Microsoft (NASDAQ:MSFT) always gets kicked around as the unloved stepchild in tech. As everyone touts the evolution of consumer and business technology into a “post-PC” world, you can’t help but wonder how the company will stay on top.
Well don’t start carving the tombstone for MSFT just yet. The tech giant just announced its third-quarter earnings results after the bell Thursday, surprising analysts with some record numbers and sending shares surging almost 6% in Friday trading.
The reasons included a revamped line of legacy software, but also some impressive growth in newer business ventures that show Microsoft is indeed evolving beyond its bread-and-butter Windows operating system.
Here are the details: Microsoft’s quarterly revenues were up 6% compared to the year-ago period’s $17.41 billion, while operating income increased by 12% to $6.37 billion. Gains of between 4% and 14% were reported in most divisions (including the mainstay Windows business).
That is reason enough for optimism in the short term. But in case you think this is just one good quarter, CEO Steve Ballmer gave investors reason to be optimistic about the months and years ahead, too.
Microsoft is bringing a series of highly anticipated new products to market this year, including Windows 8 for PCs and tablets. The move is meant to integrate mobile and desktop experiences, something that could connect big with many folks. More importantly, it could help MSFT go “post-PC” without abandoning its dominance in the laptop and desktop markets. There’s also a new version of its flagship Office software suite, with cloud computing features.
So is Microsoft back in the saddle and worth investing in? Maybe. MSFT stock is up about 2% in the last 30 days — not just outperforming the broader Dow Jones, but also tech darling Apple (NASDAQ:AAPL). And StockPickr founder James Altucher has enough confidence in it to make MSFT his pick for InvestorPlace’s 10 Best Stocks for 2012 contest.
But let’s not sound the all-clear just yet. Despite some decent earnings and nice software launches on the calendar, the Entertainment & Devices division of Microsoft continues to struggle.
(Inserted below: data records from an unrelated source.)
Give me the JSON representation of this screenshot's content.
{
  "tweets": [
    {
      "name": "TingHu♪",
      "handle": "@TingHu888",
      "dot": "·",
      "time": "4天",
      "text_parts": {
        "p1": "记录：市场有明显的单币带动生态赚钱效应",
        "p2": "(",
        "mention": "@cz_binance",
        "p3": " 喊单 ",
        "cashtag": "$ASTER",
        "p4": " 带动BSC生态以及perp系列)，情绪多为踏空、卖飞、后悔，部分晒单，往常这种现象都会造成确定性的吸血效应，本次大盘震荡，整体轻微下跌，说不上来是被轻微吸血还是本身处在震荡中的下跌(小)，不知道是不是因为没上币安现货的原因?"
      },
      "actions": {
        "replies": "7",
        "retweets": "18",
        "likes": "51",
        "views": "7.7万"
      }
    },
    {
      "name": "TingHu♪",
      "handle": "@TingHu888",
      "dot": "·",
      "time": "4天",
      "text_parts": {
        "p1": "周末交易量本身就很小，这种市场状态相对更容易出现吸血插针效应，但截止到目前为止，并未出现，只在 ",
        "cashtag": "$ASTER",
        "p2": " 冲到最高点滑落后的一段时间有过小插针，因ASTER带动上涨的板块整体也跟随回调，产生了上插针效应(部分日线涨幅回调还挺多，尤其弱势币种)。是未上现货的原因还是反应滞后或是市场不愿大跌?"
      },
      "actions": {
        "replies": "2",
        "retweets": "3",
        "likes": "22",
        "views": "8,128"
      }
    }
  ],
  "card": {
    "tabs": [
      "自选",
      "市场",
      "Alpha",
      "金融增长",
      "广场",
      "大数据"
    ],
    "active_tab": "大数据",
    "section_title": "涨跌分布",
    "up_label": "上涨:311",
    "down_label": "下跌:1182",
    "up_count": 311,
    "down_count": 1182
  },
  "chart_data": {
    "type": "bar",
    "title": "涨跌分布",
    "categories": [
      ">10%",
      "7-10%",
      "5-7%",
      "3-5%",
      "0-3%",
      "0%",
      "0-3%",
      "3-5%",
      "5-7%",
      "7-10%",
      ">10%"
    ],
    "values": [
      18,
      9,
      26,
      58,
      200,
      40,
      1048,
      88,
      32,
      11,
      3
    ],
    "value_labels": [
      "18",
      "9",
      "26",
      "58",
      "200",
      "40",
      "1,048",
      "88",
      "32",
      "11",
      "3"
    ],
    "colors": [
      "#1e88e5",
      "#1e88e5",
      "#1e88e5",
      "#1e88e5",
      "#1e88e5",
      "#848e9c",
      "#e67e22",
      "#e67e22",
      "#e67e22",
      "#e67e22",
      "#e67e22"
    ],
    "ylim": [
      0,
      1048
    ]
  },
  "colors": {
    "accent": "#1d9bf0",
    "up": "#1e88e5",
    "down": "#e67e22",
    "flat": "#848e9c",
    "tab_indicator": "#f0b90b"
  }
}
Though the Microsoft Xbox 360 remains the top-selling console in the U.S. for its 15th consecutive month, revenue plummeted 16% as the company failed to follow up on the success of the Kinect motion controller. Also, the Windows Phone remains a huge disappointment — especially when you look at the dismal results hardware partner Nokia (NYSE:NOK) just reported.
It’s also worth noting that net income declined to $5.1 billion from $5.2 billion last year. The EPS total beat expectations, but it’s obviously much better to be growing profits and beating expectations than to see your profits stagnant.
Still, it’s hard to argue against the dominance Microsoft currently enjoys, and it’s encouraging to see it is looking beyond Windows to come up with new revenue streams. Wall Street certainly seems to think some of the pessimism is overblown and has driven shares of MSFT up an impressive 25% year-to-date when you include Friday’s pop — easily three times the Dow Jones’ gains. And now, Microsoft stock is at a new 52-week high.
However, the million-dollar question for investors is whether Microsoft can keep this up and build on its recent successes. The company remains below its 2007 peak even after recent gains in share prices, and will have to do much more than post one good earnings report to stay in Wall Street’s good graces over the next several months.
Jeff Reeves is the editor of InvestorPlace.com, and the author of “The Frugal Investor’s Guide to Finding Great Stocks.” Write him at editor@investorplace??.com or follow him on Twitter via @JeffReevesIP. As of this writing, Jeff Reeves did not own a position in any of the investments named here.